WORK REQUIRED
Work through the data below and copy out every line where "views" is found.

============

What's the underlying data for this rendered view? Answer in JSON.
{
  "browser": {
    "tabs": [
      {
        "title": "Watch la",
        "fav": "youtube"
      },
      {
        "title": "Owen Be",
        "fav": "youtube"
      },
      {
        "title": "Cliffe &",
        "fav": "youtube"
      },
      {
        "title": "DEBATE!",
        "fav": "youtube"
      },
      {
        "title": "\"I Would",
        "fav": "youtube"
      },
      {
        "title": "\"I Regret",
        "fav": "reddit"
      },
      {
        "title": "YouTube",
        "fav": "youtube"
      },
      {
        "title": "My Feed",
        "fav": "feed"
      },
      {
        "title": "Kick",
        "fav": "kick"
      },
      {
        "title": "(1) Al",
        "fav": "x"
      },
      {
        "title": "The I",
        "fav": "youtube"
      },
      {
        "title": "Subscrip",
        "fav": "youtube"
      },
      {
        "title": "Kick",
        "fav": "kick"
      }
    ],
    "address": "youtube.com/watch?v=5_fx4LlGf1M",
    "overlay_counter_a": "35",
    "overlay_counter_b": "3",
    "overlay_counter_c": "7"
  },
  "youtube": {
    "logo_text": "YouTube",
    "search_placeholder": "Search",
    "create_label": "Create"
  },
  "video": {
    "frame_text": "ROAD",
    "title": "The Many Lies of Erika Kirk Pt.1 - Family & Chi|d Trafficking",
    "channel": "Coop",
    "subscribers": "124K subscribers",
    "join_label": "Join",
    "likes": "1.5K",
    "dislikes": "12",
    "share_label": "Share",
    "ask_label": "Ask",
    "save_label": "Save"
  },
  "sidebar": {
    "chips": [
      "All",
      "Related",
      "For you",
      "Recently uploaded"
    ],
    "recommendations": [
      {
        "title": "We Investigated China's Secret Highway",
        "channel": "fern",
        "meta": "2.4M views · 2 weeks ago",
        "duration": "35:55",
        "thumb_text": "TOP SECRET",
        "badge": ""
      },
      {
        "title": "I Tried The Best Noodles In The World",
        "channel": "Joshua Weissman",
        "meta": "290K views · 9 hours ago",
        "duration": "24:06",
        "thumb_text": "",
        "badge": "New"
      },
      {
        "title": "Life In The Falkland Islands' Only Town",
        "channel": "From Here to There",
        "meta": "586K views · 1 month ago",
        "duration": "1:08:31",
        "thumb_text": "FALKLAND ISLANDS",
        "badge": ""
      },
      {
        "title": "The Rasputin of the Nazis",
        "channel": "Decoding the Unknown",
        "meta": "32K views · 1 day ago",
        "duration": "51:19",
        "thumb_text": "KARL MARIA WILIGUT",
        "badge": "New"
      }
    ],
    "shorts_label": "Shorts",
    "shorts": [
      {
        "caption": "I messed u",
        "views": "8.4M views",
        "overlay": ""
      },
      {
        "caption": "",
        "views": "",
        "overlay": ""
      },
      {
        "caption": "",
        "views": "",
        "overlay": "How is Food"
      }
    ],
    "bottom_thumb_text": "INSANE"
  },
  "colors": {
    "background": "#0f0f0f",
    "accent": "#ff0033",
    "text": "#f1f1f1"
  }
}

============

TASK OUTPUT
        "meta": "2.4M views · 2 weeks ago",
        "meta": "290K views · 9 hours ago",
        "meta": "586K views · 1 month ago",
        "meta": "32K views · 1 day ago",
        "views": "8.4M views",
        "views": "",
        "views": "",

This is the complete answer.